Zero-waste living has become a popular environmental aspiration. Many approaches to zero-waste living exist, and individuals are turning to them for various reasons; individuals from diverse backgrounds, inspirations, motivators, household sizes, and ages.
Our bathrooms are host to countless grooming and hygiene products, mostly made from plastic or coming packaged in plastic containers. If these plastic-based and plastic packaged consumables weren’t bad enough, most are never be separated from other rubbish and fail to end up in a recycling bin. So, where to begin? Well, have you considered replacing your old mouthwash with dissolvable mouthwash tablets? This relatively new eco-friendly product is rapidly gaining in popularity as consumers quickly come to appreciate its benefits as well as ease of use.
As soon as I started working on Friends & Anemones: Ocean Poems for Children to raise awareness about the delicate state of the ocean and keeping it clean, Heather, my co-editor, told me to watch a movie about how trash-filled the seas are. It was horrifying. So I looked for a non-profit, some kind of ocean clean-up organization, to donate a share of the proceeds to. I found Rozalia Project, and immediately felt better.
The safety razor, also known as the double-edged safety razor, is a great example of a product that was arguable perfect before plastics were introduced. The last fifty years have brought us advancement after advancement with our razors, from more and more blades, different materials, exciting and strange colors, and much more. But, as we take a closer look at the razor, a mainstay of many grooming routines, we find that the eco-friendly safety razor may have had it right all along.
Since life first blossomed on earth, organisms have evolved complicated interdependencies in order to survive. When we look at these relationships, a very important one is between plants and the organisms that pollinate them. This is done by insects, birds, bats, and other animals by transferring pollen from one flower to the next, allowing them to reproduce.
Each year on April 22nd, we celebrate Earth Day as an opportunity to appreciate our world, but importantly, also to bring attention to the environmental challenges that we face. Since 1970 Americans and the global community have recognized Earth Day as an opportunity to spread awareness and mark the anniversary of what can be considered the modern environmental movement.
Global water demand has increased by 600% over the past 100 years and water use has been growing globally at more than twice the rate of population increase. The U.S. alone uses 216 trillion gallons of water a year, with the average American family using more than 300 gallons of water a day. Here are 10 ideas to jumpstart your responsible water consumption journey, reduce your carbon footprint and promote sustainable living:
If you find yourself scratching your head about the difference between compostable and biodegradable you are not alone. In the process of searching for new ways to reduce waste and find more eco friendly products the terms compostable and biodegradable may seem to appear regularly. We’re going to help break this down (no pun intended) so that next time you come across these terms you are armed with the right information.
Are you looking to take a deeper dive into some of the most critical environmental subjects? Well, we've got you covered with our round-up of 10 must-watch Eco Documentaries. Check out what made our top ten.

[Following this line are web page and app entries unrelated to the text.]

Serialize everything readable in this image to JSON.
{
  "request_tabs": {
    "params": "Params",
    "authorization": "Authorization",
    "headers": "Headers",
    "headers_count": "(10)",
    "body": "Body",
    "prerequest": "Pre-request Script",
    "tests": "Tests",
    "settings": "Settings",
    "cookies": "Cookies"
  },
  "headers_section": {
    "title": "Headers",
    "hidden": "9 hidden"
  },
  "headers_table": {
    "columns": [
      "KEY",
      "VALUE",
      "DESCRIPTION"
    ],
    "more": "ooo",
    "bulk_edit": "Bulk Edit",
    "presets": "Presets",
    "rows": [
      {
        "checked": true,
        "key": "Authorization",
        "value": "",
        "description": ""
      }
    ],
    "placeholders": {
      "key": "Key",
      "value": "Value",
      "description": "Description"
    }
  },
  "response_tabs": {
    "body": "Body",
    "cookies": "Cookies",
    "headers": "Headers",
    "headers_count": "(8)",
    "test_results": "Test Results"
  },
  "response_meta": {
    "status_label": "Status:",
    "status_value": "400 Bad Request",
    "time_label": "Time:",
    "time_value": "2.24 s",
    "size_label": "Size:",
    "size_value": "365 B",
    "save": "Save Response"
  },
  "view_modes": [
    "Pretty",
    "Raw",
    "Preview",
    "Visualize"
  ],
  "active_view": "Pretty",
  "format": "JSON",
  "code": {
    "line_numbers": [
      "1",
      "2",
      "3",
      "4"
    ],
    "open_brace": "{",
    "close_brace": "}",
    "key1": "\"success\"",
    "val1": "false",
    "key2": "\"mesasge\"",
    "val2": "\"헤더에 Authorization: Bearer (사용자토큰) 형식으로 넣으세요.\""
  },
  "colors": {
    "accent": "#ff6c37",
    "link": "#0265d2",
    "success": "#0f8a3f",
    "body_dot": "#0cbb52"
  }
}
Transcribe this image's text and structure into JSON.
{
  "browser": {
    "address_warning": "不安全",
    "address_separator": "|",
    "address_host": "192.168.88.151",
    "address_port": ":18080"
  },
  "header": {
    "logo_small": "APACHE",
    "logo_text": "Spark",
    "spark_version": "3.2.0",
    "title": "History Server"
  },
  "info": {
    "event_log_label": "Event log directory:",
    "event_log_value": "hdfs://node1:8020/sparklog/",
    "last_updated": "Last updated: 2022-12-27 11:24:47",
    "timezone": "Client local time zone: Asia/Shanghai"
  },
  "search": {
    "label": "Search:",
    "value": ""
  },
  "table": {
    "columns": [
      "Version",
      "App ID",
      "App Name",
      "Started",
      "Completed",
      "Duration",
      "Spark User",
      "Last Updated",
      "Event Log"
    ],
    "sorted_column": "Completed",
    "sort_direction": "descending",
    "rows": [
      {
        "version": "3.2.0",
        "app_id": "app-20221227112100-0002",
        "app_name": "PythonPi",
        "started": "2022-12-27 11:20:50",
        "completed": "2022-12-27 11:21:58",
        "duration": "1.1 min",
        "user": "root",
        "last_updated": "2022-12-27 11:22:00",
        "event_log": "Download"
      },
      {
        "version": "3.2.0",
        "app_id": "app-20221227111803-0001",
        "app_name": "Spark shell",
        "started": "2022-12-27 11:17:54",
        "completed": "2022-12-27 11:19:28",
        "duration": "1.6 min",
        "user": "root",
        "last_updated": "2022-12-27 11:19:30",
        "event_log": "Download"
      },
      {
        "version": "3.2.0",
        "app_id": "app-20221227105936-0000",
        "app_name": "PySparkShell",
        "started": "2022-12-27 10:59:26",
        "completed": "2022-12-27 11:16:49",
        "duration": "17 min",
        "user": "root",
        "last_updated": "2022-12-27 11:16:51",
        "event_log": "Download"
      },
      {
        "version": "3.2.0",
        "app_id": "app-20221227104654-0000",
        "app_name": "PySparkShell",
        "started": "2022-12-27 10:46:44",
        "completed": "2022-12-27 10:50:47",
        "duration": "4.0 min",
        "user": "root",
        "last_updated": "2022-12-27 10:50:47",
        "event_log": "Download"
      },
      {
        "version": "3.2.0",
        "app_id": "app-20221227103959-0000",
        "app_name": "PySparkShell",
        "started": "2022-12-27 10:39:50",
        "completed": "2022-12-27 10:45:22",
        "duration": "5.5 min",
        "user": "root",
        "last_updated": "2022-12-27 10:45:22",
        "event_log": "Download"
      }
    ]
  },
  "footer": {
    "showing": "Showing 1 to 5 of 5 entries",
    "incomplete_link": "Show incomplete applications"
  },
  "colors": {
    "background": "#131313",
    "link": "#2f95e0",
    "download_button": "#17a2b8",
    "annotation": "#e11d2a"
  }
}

As we search for opportunities to reduce waste in our lives, one of the best places to begin is with our daily routines. One of these routines is brushing our teeth, something most of us do at least twice a day. But, within this daily practice is an opportunity to reduce plastic waste. The commonplace plastic toothbrush has a significant and long lasting effect on our planet.
While you may be unfamiliar with what palm oil is, where it comes from, and how it is produced, you certainly have come into contact with it - most likely very frequently. Palm oil is a type of edible vegetable oil that has become the most commonly used oil in packaged products. However, palm oil production has an enormous environmental cost, which makes it a deeply problematic commodity on a large scale.
Deodorant, an important part of our daily routines, is not something many of us would like to give up or would like others to give up, but its packaging waste continues to have a growing ecological impact. So it’s time we take a deeper look at this plastic staple of our morning, its history, production, and new plastic-free alternatives that are available.